### Dataset
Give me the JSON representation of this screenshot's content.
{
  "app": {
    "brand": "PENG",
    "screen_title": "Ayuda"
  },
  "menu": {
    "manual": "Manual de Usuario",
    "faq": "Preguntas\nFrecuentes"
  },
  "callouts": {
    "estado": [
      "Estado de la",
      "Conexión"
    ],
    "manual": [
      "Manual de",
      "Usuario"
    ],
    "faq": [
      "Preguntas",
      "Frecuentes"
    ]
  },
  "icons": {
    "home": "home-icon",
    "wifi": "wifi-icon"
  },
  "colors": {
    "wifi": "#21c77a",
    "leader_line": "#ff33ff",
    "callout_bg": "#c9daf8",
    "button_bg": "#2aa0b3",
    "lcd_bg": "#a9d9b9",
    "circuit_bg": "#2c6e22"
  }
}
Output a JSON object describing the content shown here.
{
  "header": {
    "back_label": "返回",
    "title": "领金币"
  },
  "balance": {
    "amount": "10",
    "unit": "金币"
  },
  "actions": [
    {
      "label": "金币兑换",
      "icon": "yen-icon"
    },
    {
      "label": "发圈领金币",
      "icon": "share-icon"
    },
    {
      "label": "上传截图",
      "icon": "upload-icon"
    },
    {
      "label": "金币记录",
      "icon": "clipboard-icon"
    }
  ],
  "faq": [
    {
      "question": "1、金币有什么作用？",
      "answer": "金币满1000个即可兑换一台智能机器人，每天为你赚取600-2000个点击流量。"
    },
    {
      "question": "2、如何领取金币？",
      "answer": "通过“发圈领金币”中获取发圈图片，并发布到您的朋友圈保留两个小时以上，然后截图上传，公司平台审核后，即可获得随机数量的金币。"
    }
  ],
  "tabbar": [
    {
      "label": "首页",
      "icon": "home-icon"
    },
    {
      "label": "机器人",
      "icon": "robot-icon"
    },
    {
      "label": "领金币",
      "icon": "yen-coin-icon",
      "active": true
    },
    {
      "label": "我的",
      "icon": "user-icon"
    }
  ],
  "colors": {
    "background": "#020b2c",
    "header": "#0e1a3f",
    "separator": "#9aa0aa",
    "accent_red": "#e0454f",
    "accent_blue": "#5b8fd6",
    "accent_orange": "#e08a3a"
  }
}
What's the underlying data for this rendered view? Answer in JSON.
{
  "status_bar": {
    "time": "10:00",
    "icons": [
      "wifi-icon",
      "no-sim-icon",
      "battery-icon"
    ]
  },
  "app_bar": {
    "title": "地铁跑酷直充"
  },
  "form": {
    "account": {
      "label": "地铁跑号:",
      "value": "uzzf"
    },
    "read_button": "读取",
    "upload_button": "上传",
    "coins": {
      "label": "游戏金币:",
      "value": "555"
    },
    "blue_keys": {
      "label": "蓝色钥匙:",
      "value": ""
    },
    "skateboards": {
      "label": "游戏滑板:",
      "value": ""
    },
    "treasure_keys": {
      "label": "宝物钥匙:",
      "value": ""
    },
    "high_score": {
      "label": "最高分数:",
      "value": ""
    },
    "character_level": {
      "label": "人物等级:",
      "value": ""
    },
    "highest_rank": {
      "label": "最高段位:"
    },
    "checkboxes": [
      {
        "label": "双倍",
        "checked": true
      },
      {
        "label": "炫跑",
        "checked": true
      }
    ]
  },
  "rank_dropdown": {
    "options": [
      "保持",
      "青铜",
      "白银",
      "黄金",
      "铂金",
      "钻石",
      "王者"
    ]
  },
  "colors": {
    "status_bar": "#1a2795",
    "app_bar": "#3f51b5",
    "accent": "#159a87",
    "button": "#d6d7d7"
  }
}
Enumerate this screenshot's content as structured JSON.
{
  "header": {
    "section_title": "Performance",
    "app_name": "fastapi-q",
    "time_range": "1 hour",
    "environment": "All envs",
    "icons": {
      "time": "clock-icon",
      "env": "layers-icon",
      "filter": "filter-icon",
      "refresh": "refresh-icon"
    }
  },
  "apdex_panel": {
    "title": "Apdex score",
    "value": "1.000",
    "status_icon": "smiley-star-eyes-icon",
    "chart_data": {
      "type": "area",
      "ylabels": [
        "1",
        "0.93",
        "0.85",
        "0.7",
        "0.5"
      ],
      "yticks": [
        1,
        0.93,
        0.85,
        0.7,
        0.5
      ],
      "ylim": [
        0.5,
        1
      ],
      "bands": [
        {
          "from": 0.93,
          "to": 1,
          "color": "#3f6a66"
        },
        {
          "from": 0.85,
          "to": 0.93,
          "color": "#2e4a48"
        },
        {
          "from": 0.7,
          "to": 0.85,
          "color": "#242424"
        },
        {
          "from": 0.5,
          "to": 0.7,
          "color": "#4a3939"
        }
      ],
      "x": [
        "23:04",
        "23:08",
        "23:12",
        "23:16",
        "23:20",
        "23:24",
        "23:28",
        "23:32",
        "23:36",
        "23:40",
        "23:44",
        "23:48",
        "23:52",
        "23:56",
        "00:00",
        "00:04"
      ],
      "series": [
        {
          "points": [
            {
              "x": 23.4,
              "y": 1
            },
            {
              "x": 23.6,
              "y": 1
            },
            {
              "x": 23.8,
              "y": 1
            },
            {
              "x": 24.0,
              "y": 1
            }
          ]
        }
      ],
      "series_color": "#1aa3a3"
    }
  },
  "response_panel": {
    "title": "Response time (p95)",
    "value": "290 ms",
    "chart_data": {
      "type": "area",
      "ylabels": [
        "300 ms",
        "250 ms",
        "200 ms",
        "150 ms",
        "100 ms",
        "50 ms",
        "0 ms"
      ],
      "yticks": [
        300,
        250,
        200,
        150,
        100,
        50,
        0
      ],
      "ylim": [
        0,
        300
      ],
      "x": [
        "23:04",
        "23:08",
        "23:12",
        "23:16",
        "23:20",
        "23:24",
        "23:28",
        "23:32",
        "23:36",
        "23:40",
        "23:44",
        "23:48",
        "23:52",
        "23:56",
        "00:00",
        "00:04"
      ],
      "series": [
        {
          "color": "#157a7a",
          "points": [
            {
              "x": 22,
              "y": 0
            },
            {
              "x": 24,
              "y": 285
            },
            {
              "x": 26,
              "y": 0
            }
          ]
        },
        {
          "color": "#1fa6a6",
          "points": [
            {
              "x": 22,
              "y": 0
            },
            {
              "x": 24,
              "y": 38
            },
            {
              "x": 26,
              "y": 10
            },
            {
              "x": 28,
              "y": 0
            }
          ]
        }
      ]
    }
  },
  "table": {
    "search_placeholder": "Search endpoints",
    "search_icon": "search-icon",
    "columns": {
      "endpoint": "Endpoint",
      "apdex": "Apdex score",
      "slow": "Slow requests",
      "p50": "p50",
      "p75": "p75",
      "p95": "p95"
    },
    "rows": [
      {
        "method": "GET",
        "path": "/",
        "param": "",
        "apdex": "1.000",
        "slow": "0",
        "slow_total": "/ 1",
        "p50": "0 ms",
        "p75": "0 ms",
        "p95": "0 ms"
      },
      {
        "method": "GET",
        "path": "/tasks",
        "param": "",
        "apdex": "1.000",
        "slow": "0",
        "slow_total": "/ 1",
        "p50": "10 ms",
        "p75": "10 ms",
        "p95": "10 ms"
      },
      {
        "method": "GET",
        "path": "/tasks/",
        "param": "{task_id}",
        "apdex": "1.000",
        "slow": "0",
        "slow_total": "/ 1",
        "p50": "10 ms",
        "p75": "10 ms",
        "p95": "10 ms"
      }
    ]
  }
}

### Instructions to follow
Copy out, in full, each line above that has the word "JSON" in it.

### Answer to this problem
Give me the JSON representation of this screenshot's content.
Output a JSON object describing the content shown here.
What's the underlying data for this rendered view? Answer in JSON.
Enumerate this screenshot's content as structured JSON.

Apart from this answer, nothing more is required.